Jeremiah Judkins, a lighthouse keeper, finds a little girl washed ashore tied to a spar. The kindly old man adopts the child, and she assists him in his duties. Jeremiah falls asleep one night, and the light goes out. As a result of this neglect of duty, a yacht is beached near the lighthouse. One of its passengers, Isabelle Morton, then visits the lighthouse and identifies the little girl, known only as Captain January, as the child of a sister who was killed nearby in an accident at sea. Isabelle then takes the child with her, but the little girl is unhappy in her new home. At the first chance, Captain January returns to the lighthouse keeper, and the Mortons realize that the old man and the little girl are inseparable companions. The Mortons then make room for the old man in the child's new home, bringing happiness to all ... +
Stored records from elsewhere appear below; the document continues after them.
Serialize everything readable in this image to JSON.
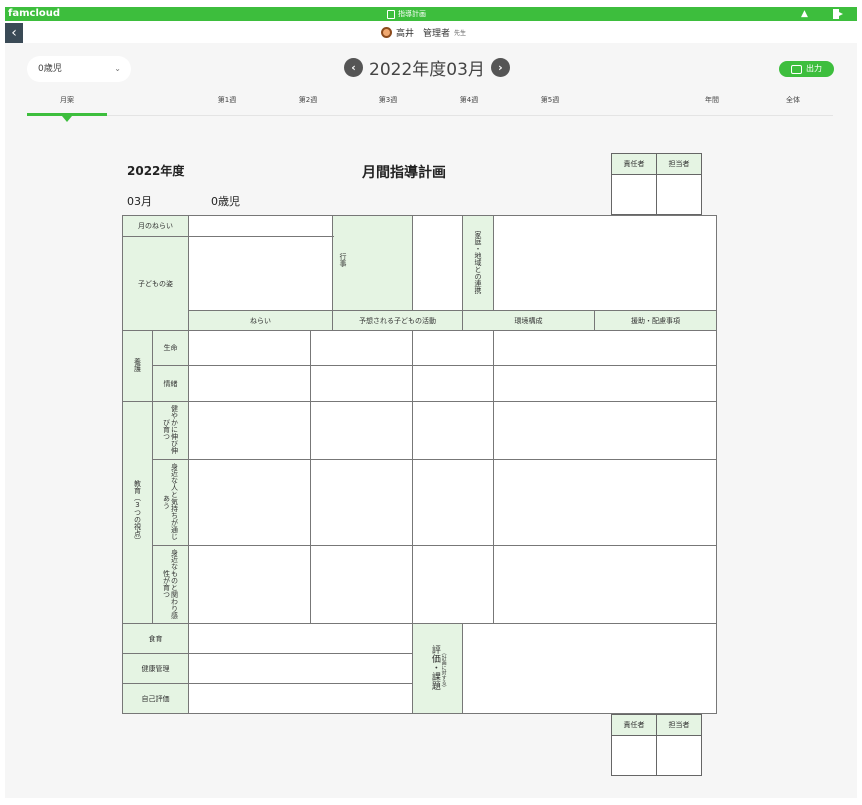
{
  "app": {
    "brand": "famcloud",
    "page_title": "指導計画"
  },
  "user": {
    "name": "高井　管理者",
    "suffix": "先生"
  },
  "toolbar": {
    "age_select": "0歳児",
    "period": "2022年度03月",
    "print_label": "出力"
  },
  "tabs": [
    "月案",
    "第1週",
    "第2週",
    "第3週",
    "第4週",
    "第5週",
    "年間",
    "全体"
  ],
  "document": {
    "year": "2022年度",
    "title": "月間指導計画",
    "month": "03月",
    "age": "0歳児",
    "sign_headers": [
      "責任者",
      "担当者"
    ]
  },
  "plan": {
    "monthly_aim": "月のねらい",
    "child_state": "子どもの姿",
    "events": "行事",
    "family_link": "家庭・地域との連携",
    "columns": [
      "ねらい",
      "予想される子どもの活動",
      "環境構成",
      "援助・配慮事項"
    ],
    "nursing": "養護",
    "life": "生命",
    "emotion": "情緒",
    "education": "教育（3つの視点）",
    "view1": "健やかに伸び伸び育つ",
    "view2": "身近な人と気持ちが通じあう",
    "view3": "身近なものと関わり感性が育つ",
    "diet": "食育",
    "health": "健康管理",
    "self_eval": "自己評価",
    "evaluation": "評価・課題",
    "evaluation_note": "（計画に対する）"
  },
  "colors": {
    "accent": "#3dbe3d",
    "cell_header": "#e5f4e3"
  }
}
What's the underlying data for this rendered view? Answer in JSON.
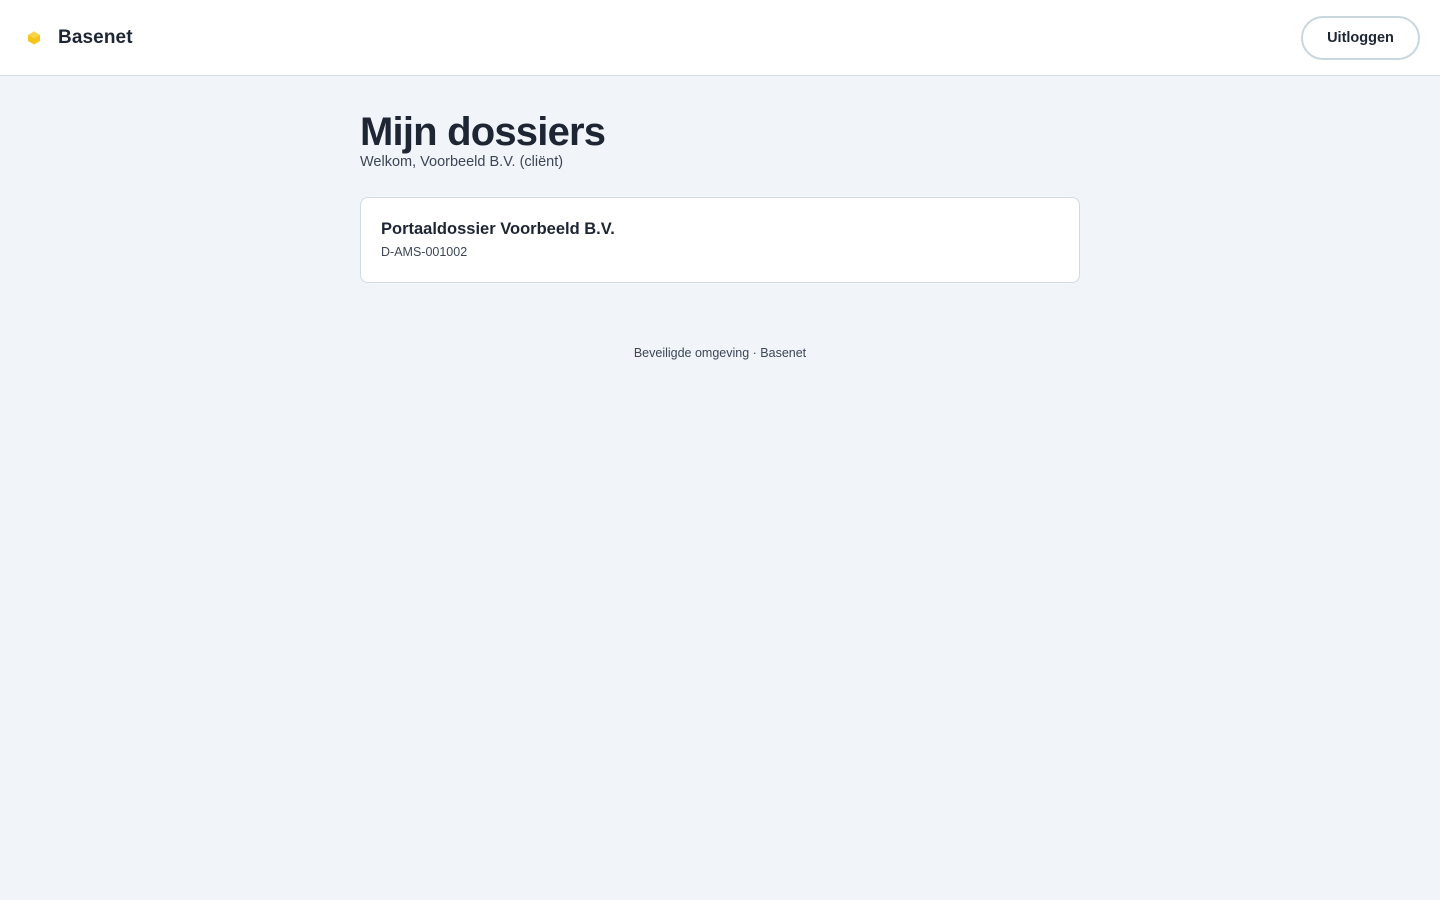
{
  "header": {
    "brand_name": "Basenet",
    "brand_icon": "basenet-logo-icon",
    "brand_color": "#f5c518",
    "logout_label": "Uitloggen"
  },
  "main": {
    "title": "Mijn dossiers",
    "welcome": "Welkom, Voorbeeld B.V. (cliënt)",
    "dossiers": [
      {
        "title": "Portaaldossier Voorbeeld B.V.",
        "code": "D-AMS-001002"
      }
    ]
  },
  "footer": {
    "text": "Beveiligde omgeving · Basenet"
  },
  "colors": {
    "page_background": "#f1f5f9",
    "text_primary": "#1e2533",
    "text_secondary": "#3c4656",
    "border": "#d3dae2"
  }
}
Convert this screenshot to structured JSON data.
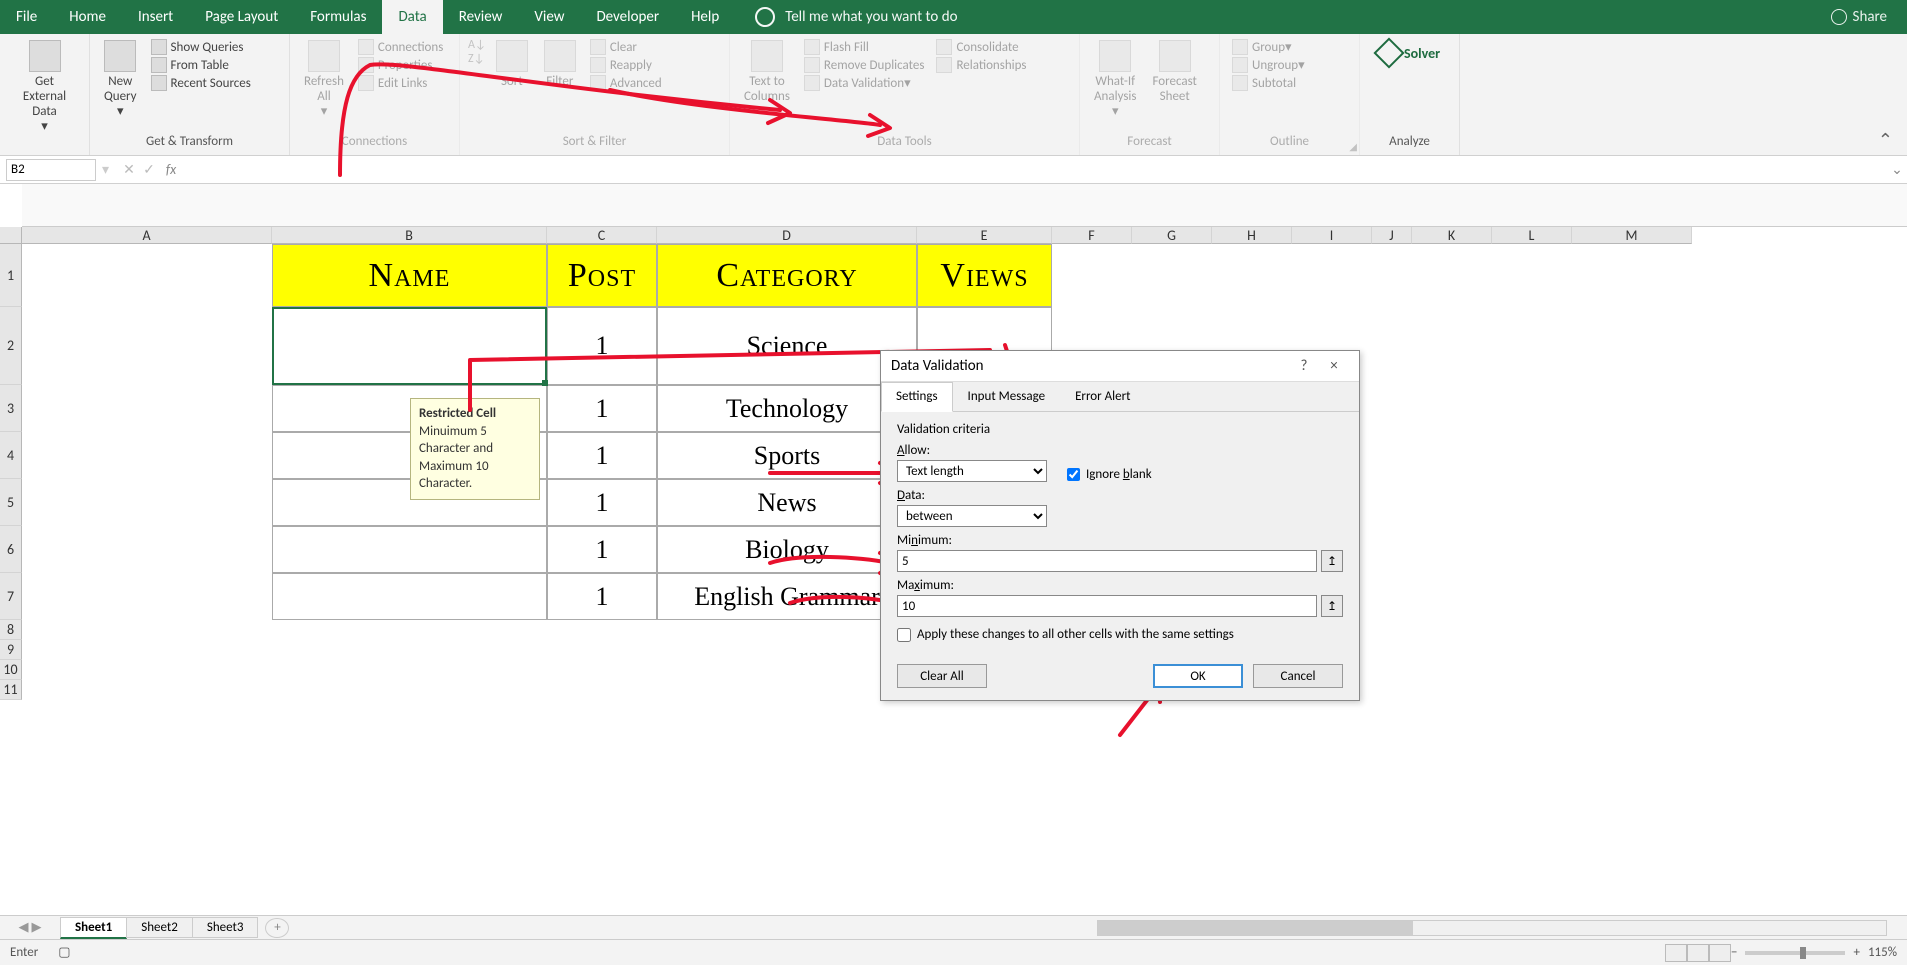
{
  "tabs": {
    "file": "File",
    "home": "Home",
    "insert": "Insert",
    "pagelayout": "Page Layout",
    "formulas": "Formulas",
    "data": "Data",
    "review": "Review",
    "view": "View",
    "developer": "Developer",
    "help": "Help",
    "tellme": "Tell me what you want to do",
    "share": "Share"
  },
  "ribbon": {
    "get_external": "Get External\nData",
    "new_query": "New\nQuery",
    "show_queries": "Show Queries",
    "from_table": "From Table",
    "recent_sources": "Recent Sources",
    "grp_transform": "Get & Transform",
    "refresh": "Refresh\nAll",
    "connections": "Connections",
    "properties": "Properties",
    "edit_links": "Edit Links",
    "grp_conn": "Connections",
    "sort": "Sort",
    "filter": "Filter",
    "clear": "Clear",
    "reapply": "Reapply",
    "advanced": "Advanced",
    "grp_sort": "Sort & Filter",
    "t2c": "Text to\nColumns",
    "flash": "Flash Fill",
    "dup": "Remove Duplicates",
    "dval": "Data Validation",
    "consol": "Consolidate",
    "rel": "Relationships",
    "grp_tools": "Data Tools",
    "whatif": "What-If\nAnalysis",
    "forecast": "Forecast\nSheet",
    "grp_fc": "Forecast",
    "group": "Group",
    "ungroup": "Ungroup",
    "subtotal": "Subtotal",
    "grp_outline": "Outline",
    "solver": "Solver",
    "grp_analyze": "Analyze"
  },
  "namebox": "B2",
  "fx": "fx",
  "cols": {
    "A": "A",
    "B": "B",
    "C": "C",
    "D": "D",
    "E": "E",
    "F": "F",
    "G": "G",
    "H": "H",
    "I": "I",
    "J": "J",
    "K": "K",
    "L": "L",
    "M": "M"
  },
  "rows": [
    "1",
    "2",
    "3",
    "4",
    "5",
    "6",
    "7",
    "8",
    "9",
    "10",
    "11"
  ],
  "headers": {
    "name": "Name",
    "post": "Post",
    "category": "Category",
    "views": "Views"
  },
  "data": [
    {
      "post": "1",
      "category": "Science"
    },
    {
      "post": "1",
      "category": "Technology"
    },
    {
      "post": "1",
      "category": "Sports"
    },
    {
      "post": "1",
      "category": "News"
    },
    {
      "post": "1",
      "category": "Biology"
    },
    {
      "post": "1",
      "category": "English Grammar"
    }
  ],
  "tooltip": {
    "title": "Restricted Cell",
    "body": "Minuimum 5 Character and Maximum 10 Character."
  },
  "dialog": {
    "title": "Data Validation",
    "help": "?",
    "close": "×",
    "tab_settings": "Settings",
    "tab_input": "Input Message",
    "tab_error": "Error Alert",
    "criteria": "Validation criteria",
    "allow": "Allow:",
    "allow_val": "Text length",
    "ignore": "Ignore blank",
    "data_lbl": "Data:",
    "data_val": "between",
    "min": "Minimum:",
    "min_val": "5",
    "max": "Maximum:",
    "max_val": "10",
    "apply": "Apply these changes to all other cells with the same settings",
    "clear": "Clear All",
    "ok": "OK",
    "cancel": "Cancel"
  },
  "sheets": {
    "s1": "Sheet1",
    "s2": "Sheet2",
    "s3": "Sheet3"
  },
  "status": {
    "mode": "Enter",
    "zoom": "115%",
    "minus": "−",
    "plus": "+"
  }
}
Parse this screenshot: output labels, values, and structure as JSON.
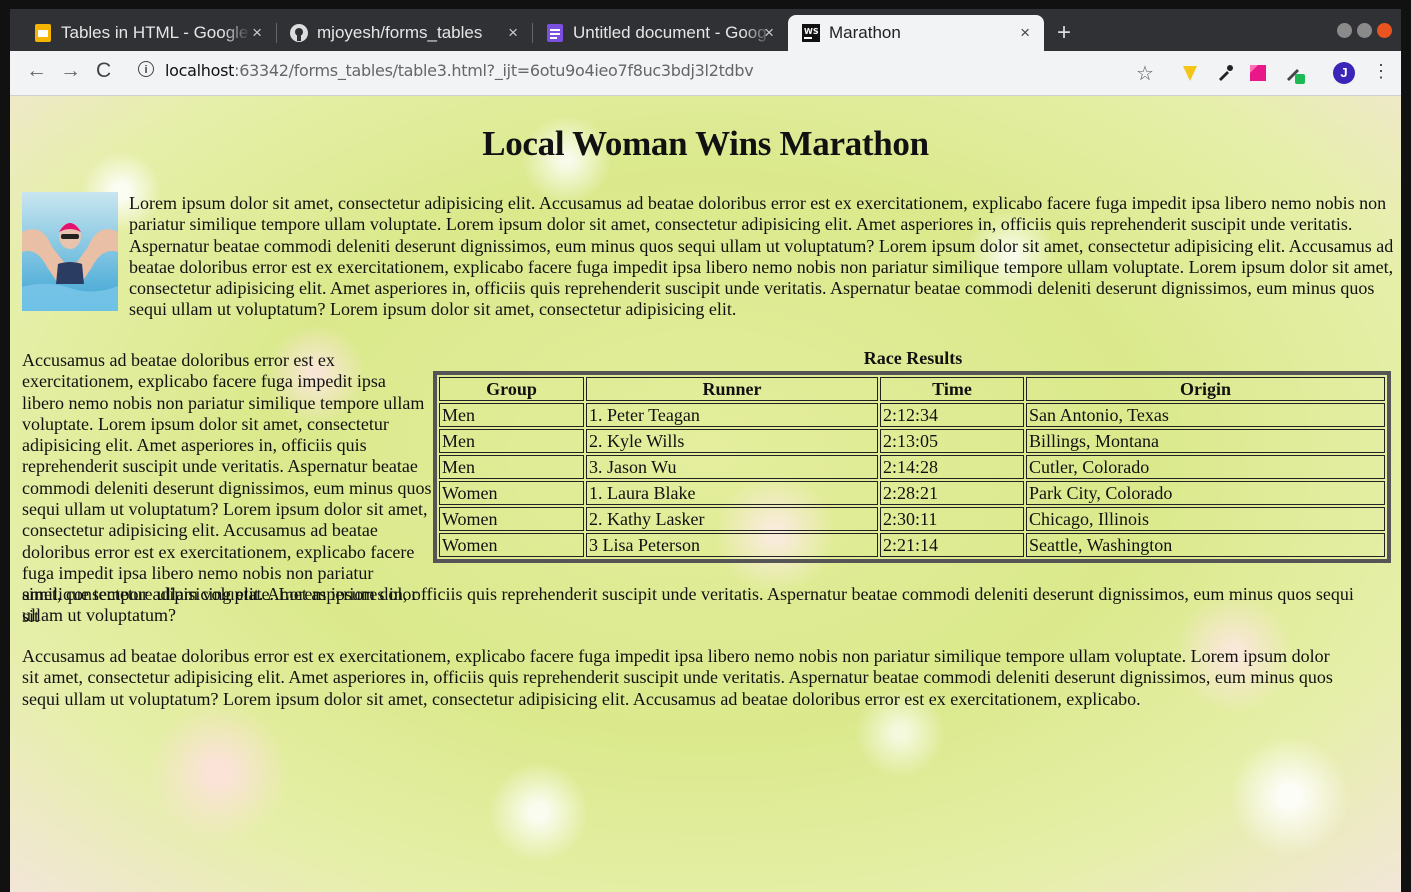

Jeremiah Judkins, a lighthouse keeper, finds a little girl washed ashore tied to a spar. The kindly old man adopts the child, and she assists him in his duties. Jeremiah falls asleep one night, and the light goes out. As a result of this neglect of duty, a yacht is beached near the lighthouse. One of its passengers, Isabelle Morton, then visits the lighthouse and identifies the little girl, known only as Captain January, as the child of a sister who was killed nearby in an accident at sea. Isabelle then takes the child with her, but the little girl is unhappy in her new home. At the first chance, Captain January returns to the lighthouse keeper, and the Mortons realize that the old man and the little girl are inseparable companions. The Mortons then make room for the old man in the child's new home, bringing happiness to all alike. +

GENRE
Genre:


Subject

Legend
Viewed by AFI
Partially Viewed
Offscreen Credit
Name Occurs Before Title
AFI Life Achievement Award

TOP SEARCHES

CASABLANCA

During World War II, Casablanca, Morocco is a waiting point for throngs of desperate refugees fleeing Nazi-occupied Europe. Exit visas, which are necessary to leave the country, are at ... >>

CITIZEN KANE

Seventy-year-old newspaper tycoon Charles Foster Kane dies in his palatial Florida home, Xanadu, after uttering the single word “Rosebud.” While watching a newsreel summarizing the years during which Kane ... >>

REAR WINDOW

Laid up with a broken leg during the height of summer, renowned New York magazine photographer L. B. “Jeff” Jeffries enters his last week of home confinement, bored and ... >>

RAGING BULL

In 1941, at a boxing match in Cleveland, Ohio, pandemonium breaks out when Jake La Motta, an up-and-coming young boxer, loses a decision to Jimmy Reeves, suffering his first ... >>

CITY LIGHTS

At an outdoor dedication ceremony, a tramp is discovered sleeping in the arms of a statue as it is being unveiled before a crowd. He is chased into ... >>

The American Film Institute is grateful to Sir Paul Getty KBE and the Sir Paul Getty KBE Estate for their dedication to the art of the moving image and their support for the AFI Catalog of Feature Films and without whose support AFI would not have been able to achieve this historical landmark in this epic scholarly endeavor.